WASHINGTON (Reuters) - U.S. researchers have developed a formula that can predict whether fertility treatment will succeed more accurately than using age alone, and used it to develop a commercial test.
They said their test, published in the Proceedings of the National Academy of Sciences on Monday, could save couples the agony and expense of multiple attempts to have babies using in vitro fertilization, also known as IVF.
Surprisingly, they said, the test showed that couples who would have been discouraged from trying again using traditional assessments were actually likely to succeed.
In IVF, egg and sperm are united in a lab dish and resulting embryos are implanted into the mother's uterus to grow. Predicting whether it will work is tricky and doctors rely heavily on a woman's age.
A team lead by Dr. Mylene Yao of Stanford University in California, decided to look at dozens of factors, including age but also looking at how well and how fast the embryos grow, a woman's hormonal response to the treatment and the condition of her uterus when the embryo is implanted.
They used data from more than 5,000 IVF cycles performed at Stanford Hospital from 2003 to 2008 and matched it to success rates.
"Since this model uses clinical data from a previously failed IVF attempt, a first IVF treatment can be viewed both as an infertility treatment and as a potential prognostic tool for future cycles," Yao said in a statement.

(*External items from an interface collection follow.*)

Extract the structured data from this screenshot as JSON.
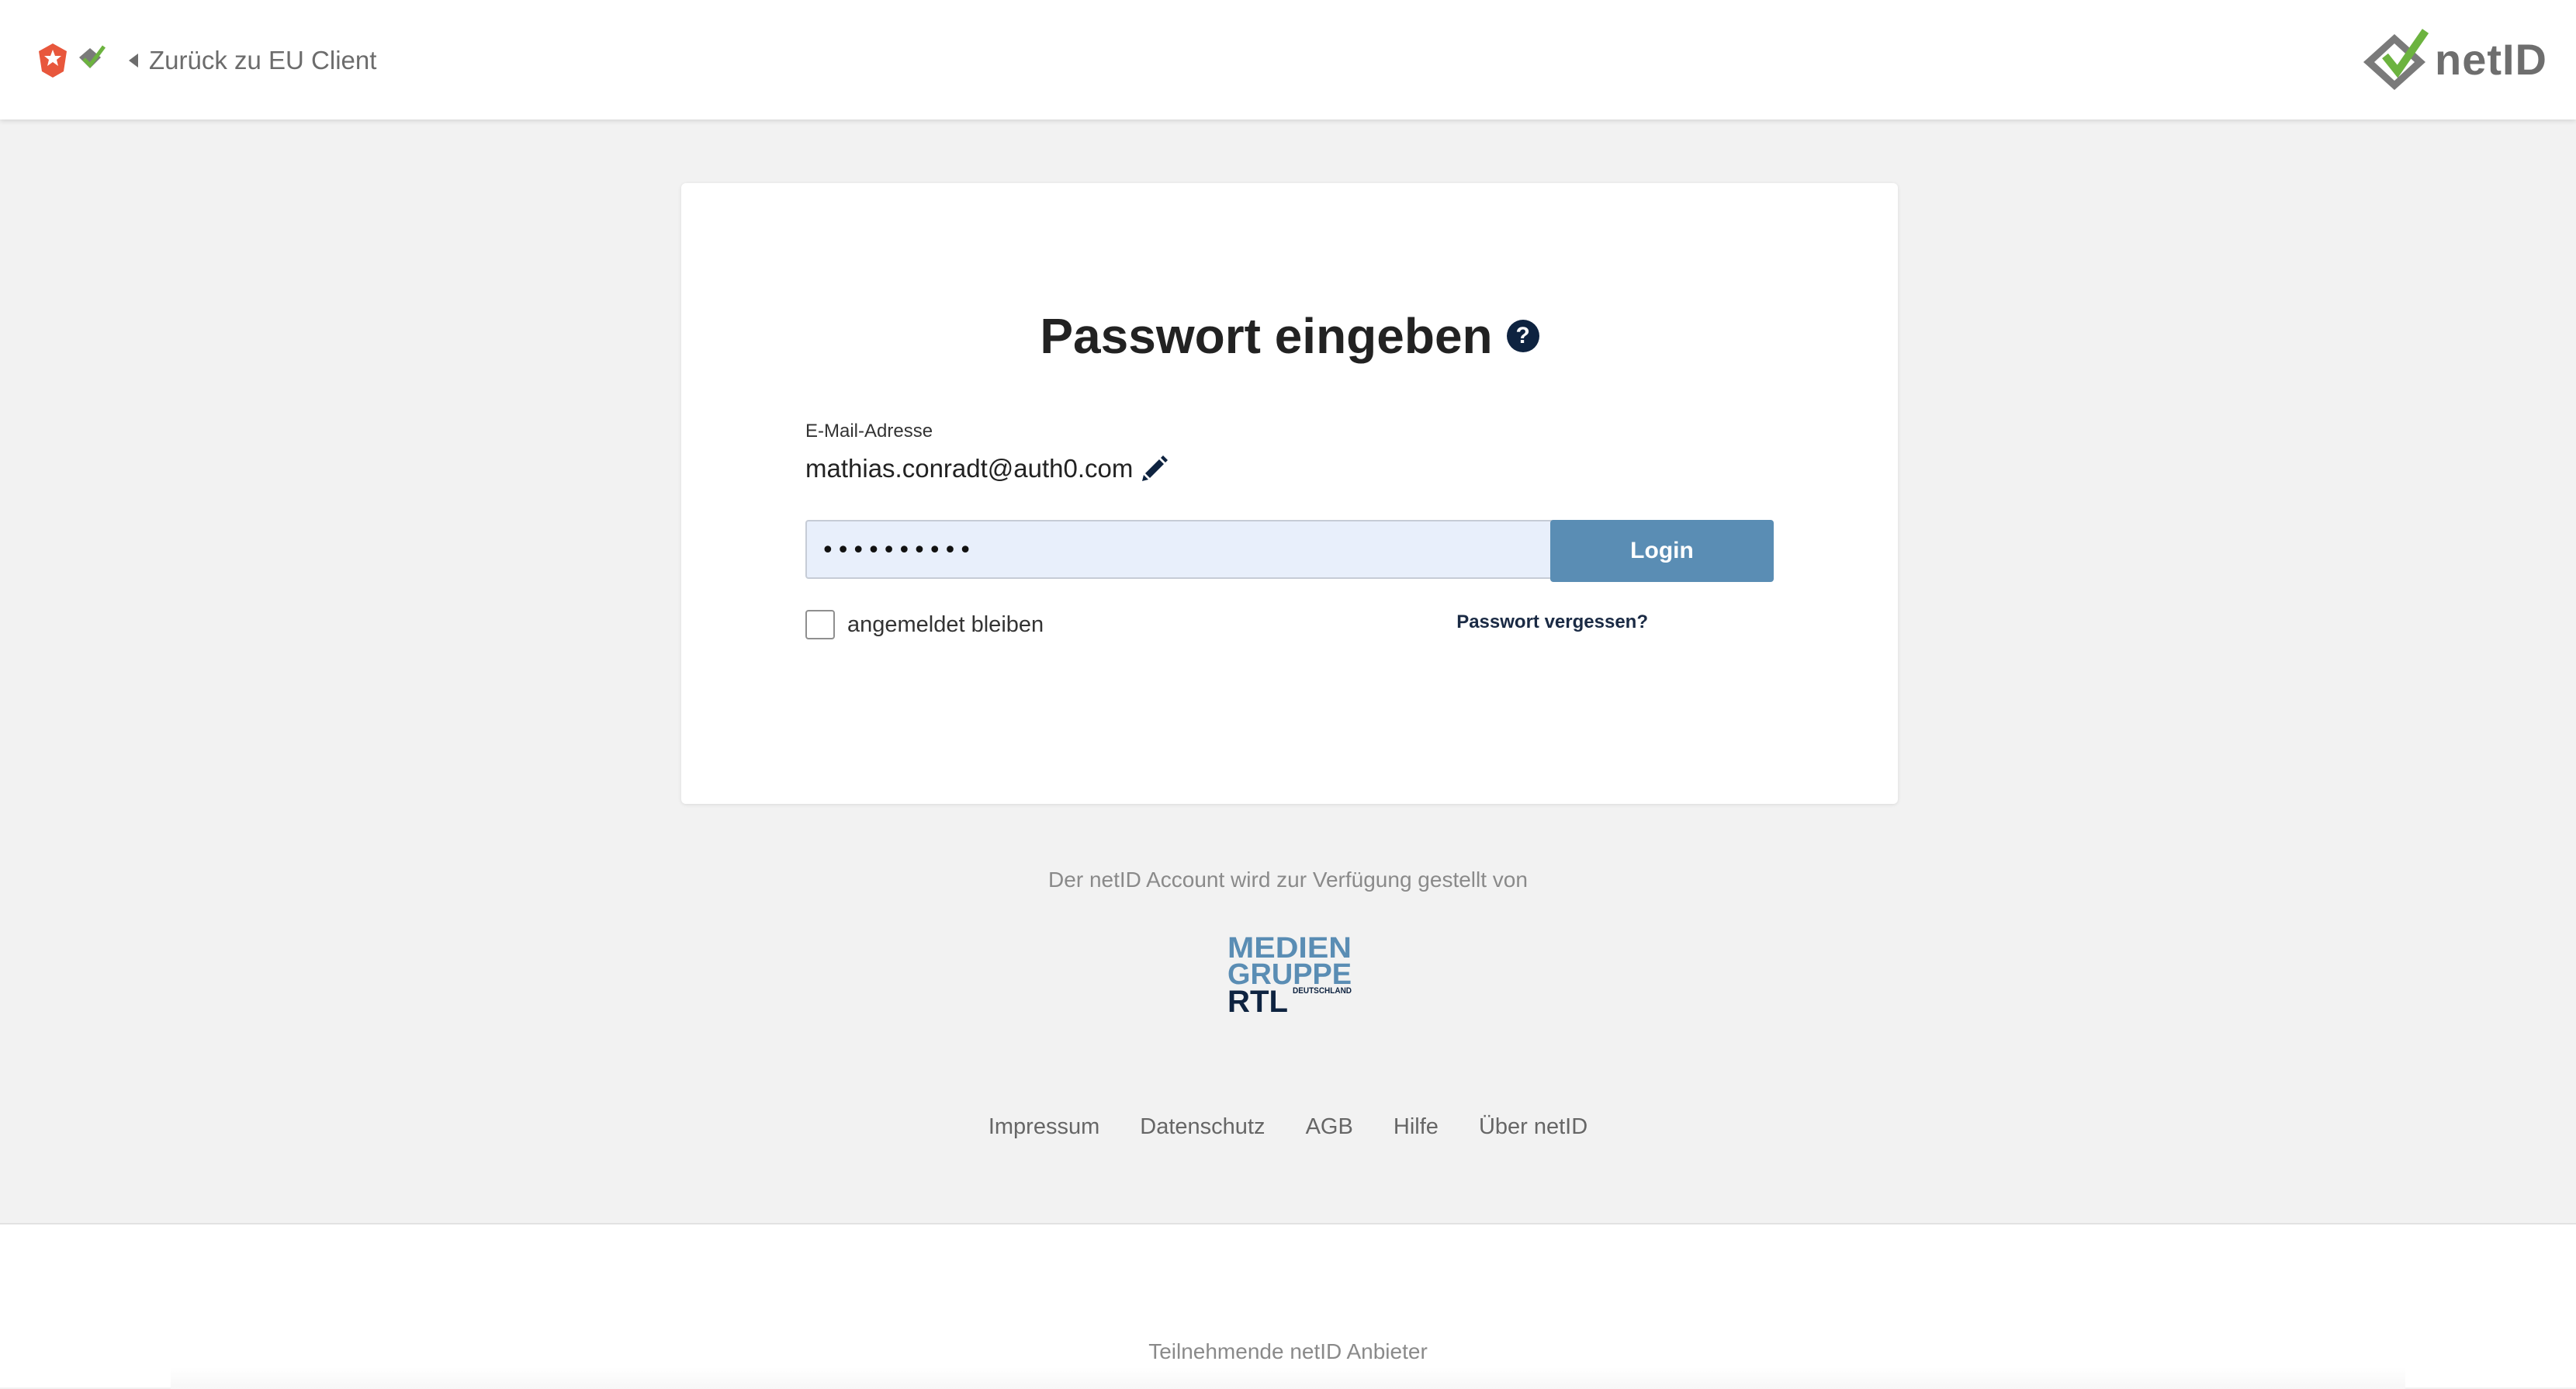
{
  "header": {
    "back_label": "Zurück zu EU Client",
    "brand_name": "netID"
  },
  "login": {
    "title": "Passwort eingeben",
    "email_label": "E-Mail-Adresse",
    "email_value": "mathias.conradt@auth0.com",
    "password_value": "••••••••••",
    "login_button": "Login",
    "remember_label": "angemeldet bleiben",
    "forgot_label": "Passwort vergessen?"
  },
  "provider": {
    "text": "Der netID Account wird zur Verfügung gestellt von",
    "logo_text": "MEDIEN GRUPPE RTL DEUTSCHLAND"
  },
  "footer": {
    "links": [
      "Impressum",
      "Datenschutz",
      "AGB",
      "Hilfe",
      "Über netID"
    ]
  },
  "partners": {
    "title": "Teilnehmende netID Anbieter"
  },
  "colors": {
    "primary_button": "#5a8db4",
    "help_icon": "#0e2340",
    "netid_green": "#6cb33f",
    "page_background": "#f2f2f2"
  },
  "icons": [
    "client-logo-icon",
    "chevron-left-icon",
    "netid-logo-icon",
    "question-icon",
    "pencil-icon",
    "eye-icon"
  ]
}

As many as 80 million couples worldwide and 7.2 million in the United States are infertile. The infertility market is large and growing with an estimated 140,000 IVF cycles in the United States in 2008.
That accounts for about 2 percent of infertile couples, Yao's team said. About 1 percent of U.S. newborns were conceived using IVF, the researchers said, and a million babies have been born using IVF globally since Louise Brown, the first "test tube" baby, was born in Britain in 1978.
Yao and colleagues have founded a new company called Univfy to develop and commercialize the test. The company has licensed the technology from Stanford and has applied for a patent. It is seeking U.S. Food and Drug Administration approval to market the test by this fall.
Editing by Doina Chiacu